Please return the listing below word for word, minus its pictures.

§ Data for review:
-----
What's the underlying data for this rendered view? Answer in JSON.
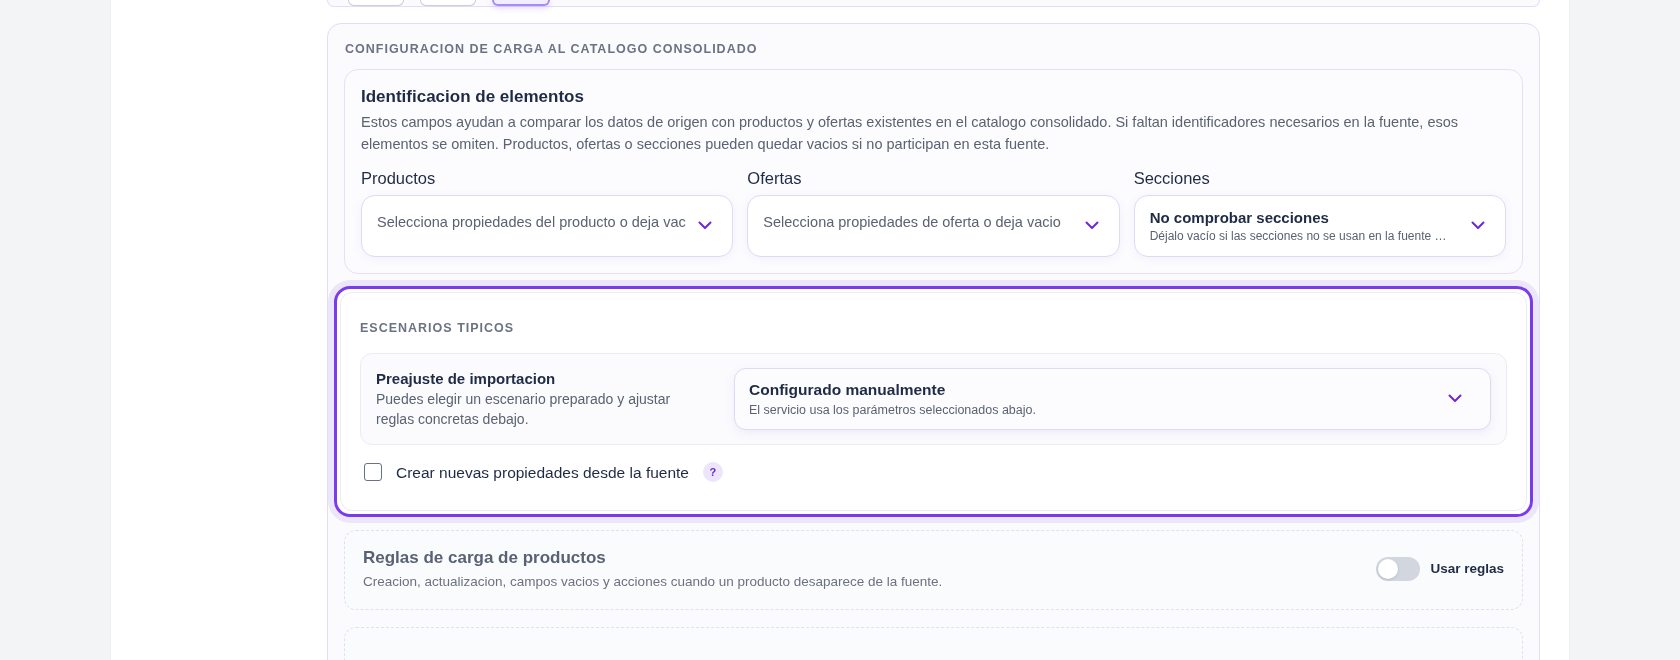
{
  "top_card": {
    "buttons": [
      {
        "selected": false
      },
      {
        "selected": false
      },
      {
        "selected": true
      }
    ]
  },
  "catalog_section": {
    "heading": "CONFIGURACION DE CARGA AL CATALOGO CONSOLIDADO",
    "identification": {
      "title": "Identificacion de elementos",
      "description": "Estos campos ayudan a comparar los datos de origen con productos y ofertas existentes en el catalogo consolidado. Si faltan identificadores necesarios en la fuente, esos elementos se omiten. Productos, ofertas o secciones pueden quedar vacios si no participan en esta fuente.",
      "fields": [
        {
          "label": "Productos",
          "placeholder": "Selecciona propiedades del producto o deja vac"
        },
        {
          "label": "Ofertas",
          "placeholder": "Selecciona propiedades de oferta o deja vacio"
        },
        {
          "label": "Secciones",
          "value": "No comprobar secciones",
          "hint": "Déjalo vacío si las secciones no se usan en la fuente …"
        }
      ]
    },
    "scenarios": {
      "heading": "ESCENARIOS TIPICOS",
      "preset_title": "Preajuste de importacion",
      "preset_description": "Puedes elegir un escenario preparado y ajustar reglas concretas debajo.",
      "preset_value": "Configurado manualmente",
      "preset_hint": "El servicio usa los parámetros seleccionados abajo.",
      "checkbox": {
        "label": "Crear nuevas propiedades desde la fuente",
        "checked": false,
        "help": "?"
      }
    },
    "rules": [
      {
        "title": "Reglas de carga de productos",
        "description": "Creacion, actualizacion, campos vacios y acciones cuando un producto desaparece de la fuente.",
        "toggle_label": "Usar reglas",
        "on": false
      }
    ]
  }
}
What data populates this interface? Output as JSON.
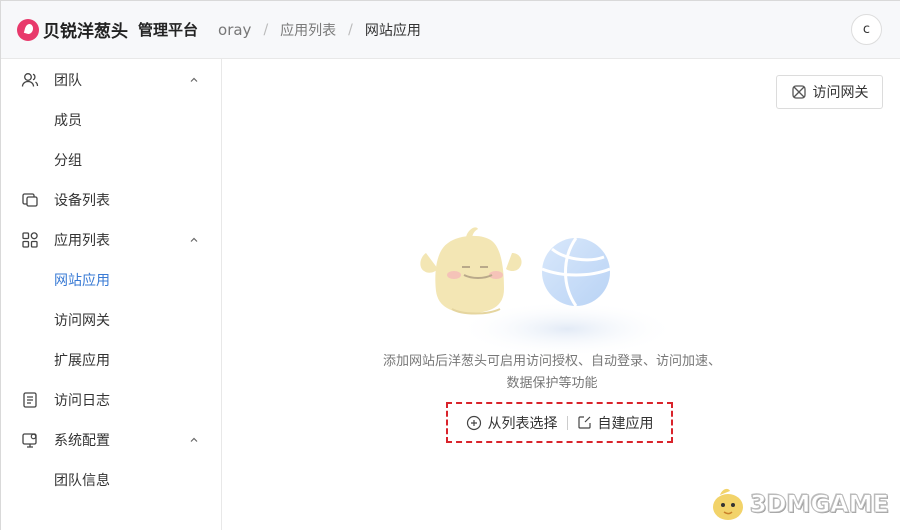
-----
§ Task answer:
What's the underlying data for this rendered view? Answer in JSON.
{
  "top_card": {
    "buttons": [
      {
        "selected": false
      },
      {
        "selected": false
      },
      {
        "selected": true
      }
    ]
  },
  "catalog_section": {
    "heading": "CONFIGURACION DE CARGA AL CATALOGO CONSOLIDADO",
    "identification": {
      "title": "Identificacion de elementos",
      "description": "Estos campos ayudan a comparar los datos de origen con productos y ofertas existentes en el catalogo consolidado. Si faltan identificadores necesarios en la fuente, esos elementos se omiten. Productos, ofertas o secciones pueden quedar vacios si no participan en esta fuente.",
      "fields": [
        {
          "label": "Productos",
          "placeholder": "Selecciona propiedades del producto o deja vac"
        },
        {
          "label": "Ofertas",
          "placeholder": "Selecciona propiedades de oferta o deja vacio"
        },
        {
          "label": "Secciones",
          "value": "No comprobar secciones",
          "hint": "Déjalo vacío si las secciones no se usan en la fuente …"
        }
      ]
    },
    "scenarios": {
      "heading": "ESCENARIOS TIPICOS",
      "preset_title": "Preajuste de importacion",
      "preset_description": "Puedes elegir un escenario preparado y ajustar reglas concretas debajo.",
      "preset_value": "Configurado manualmente",
      "preset_hint": "El servicio usa los parámetros seleccionados abajo.",
      "checkbox": {
        "label": "Crear nuevas propiedades desde la fuente",
        "checked": false,
        "help": "?"
      }
    },
    "rules": [
      {
        "title": "Reglas de carga de productos",
        "description": "Creacion, actualizacion, campos vacios y acciones cuando un producto desaparece de la fuente.",
        "toggle_label": "Usar reglas",
        "on": false
      }
    ]
  }
}
What data populates this interface? Output as JSON.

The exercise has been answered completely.